START Records supplied

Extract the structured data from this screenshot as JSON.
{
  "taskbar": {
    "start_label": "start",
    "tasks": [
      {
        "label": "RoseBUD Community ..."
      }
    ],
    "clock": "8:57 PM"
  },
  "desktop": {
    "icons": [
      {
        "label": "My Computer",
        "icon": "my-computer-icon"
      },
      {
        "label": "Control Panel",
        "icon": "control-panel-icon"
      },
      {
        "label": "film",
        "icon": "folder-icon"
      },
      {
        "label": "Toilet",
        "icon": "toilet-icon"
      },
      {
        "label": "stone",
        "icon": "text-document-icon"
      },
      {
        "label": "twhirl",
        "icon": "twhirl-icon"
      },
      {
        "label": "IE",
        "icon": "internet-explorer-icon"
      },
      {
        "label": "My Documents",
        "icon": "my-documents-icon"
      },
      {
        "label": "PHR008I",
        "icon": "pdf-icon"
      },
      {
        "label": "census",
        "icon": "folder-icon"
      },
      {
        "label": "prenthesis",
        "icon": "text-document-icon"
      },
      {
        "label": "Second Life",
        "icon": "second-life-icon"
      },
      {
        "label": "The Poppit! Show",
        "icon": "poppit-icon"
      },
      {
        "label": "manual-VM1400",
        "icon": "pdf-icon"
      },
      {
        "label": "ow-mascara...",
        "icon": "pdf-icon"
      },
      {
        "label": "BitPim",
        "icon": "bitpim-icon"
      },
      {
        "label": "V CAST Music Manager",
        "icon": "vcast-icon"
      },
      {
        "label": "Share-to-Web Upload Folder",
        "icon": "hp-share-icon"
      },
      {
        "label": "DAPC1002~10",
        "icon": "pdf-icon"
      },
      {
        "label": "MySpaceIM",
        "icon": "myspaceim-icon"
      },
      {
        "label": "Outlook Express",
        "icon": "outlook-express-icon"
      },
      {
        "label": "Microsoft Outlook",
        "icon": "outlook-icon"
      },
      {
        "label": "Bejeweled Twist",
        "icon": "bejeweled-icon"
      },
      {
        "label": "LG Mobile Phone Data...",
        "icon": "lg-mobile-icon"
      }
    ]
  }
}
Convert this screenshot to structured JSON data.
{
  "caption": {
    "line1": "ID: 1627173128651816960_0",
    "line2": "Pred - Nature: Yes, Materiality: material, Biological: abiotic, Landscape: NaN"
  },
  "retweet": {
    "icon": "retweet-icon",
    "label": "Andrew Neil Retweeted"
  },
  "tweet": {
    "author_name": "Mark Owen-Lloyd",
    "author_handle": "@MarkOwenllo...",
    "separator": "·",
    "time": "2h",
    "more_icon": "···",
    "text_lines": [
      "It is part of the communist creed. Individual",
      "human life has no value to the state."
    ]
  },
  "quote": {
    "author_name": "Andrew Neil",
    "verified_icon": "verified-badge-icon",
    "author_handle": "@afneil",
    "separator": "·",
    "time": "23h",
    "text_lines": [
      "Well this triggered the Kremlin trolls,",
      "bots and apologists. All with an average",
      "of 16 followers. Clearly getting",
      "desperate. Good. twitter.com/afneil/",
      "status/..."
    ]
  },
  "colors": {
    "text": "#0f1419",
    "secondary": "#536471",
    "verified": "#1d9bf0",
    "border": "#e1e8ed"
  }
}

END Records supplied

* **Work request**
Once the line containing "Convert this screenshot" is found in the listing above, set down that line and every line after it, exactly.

* **Answer to this exercise**
Convert this screenshot to structured JSON data.
{
  "caption": {
    "line1": "ID: 1627173128651816960_0",
    "line2": "Pred - Nature: Yes, Materiality: material, Biological: abiotic, Landscape: NaN"
  },
  "retweet": {
    "icon": "retweet-icon",
    "label": "Andrew Neil Retweeted"
  },
  "tweet": {
    "author_name": "Mark Owen-Lloyd",
    "author_handle": "@MarkOwenllo...",
    "separator": "·",
    "time": "2h",
    "more_icon": "···",
    "text_lines": [
      "It is part of the communist creed. Individual",
      "human life has no value to the state."
    ]
  },
  "quote": {
    "author_name": "Andrew Neil",
    "verified_icon": "verified-badge-icon",
    "author_handle": "@afneil",
    "separator": "·",
    "time": "23h",
    "text_lines": [
      "Well this triggered the Kremlin trolls,",
      "bots and apologists. All with an average",
      "of 16 followers. Clearly getting",
      "desperate. Good. twitter.com/afneil/",
      "status/..."
    ]
  },
  "colors": {
    "text": "#0f1419",
    "secondary": "#536471",
    "verified": "#1d9bf0",
    "border": "#e1e8ed"
  }
}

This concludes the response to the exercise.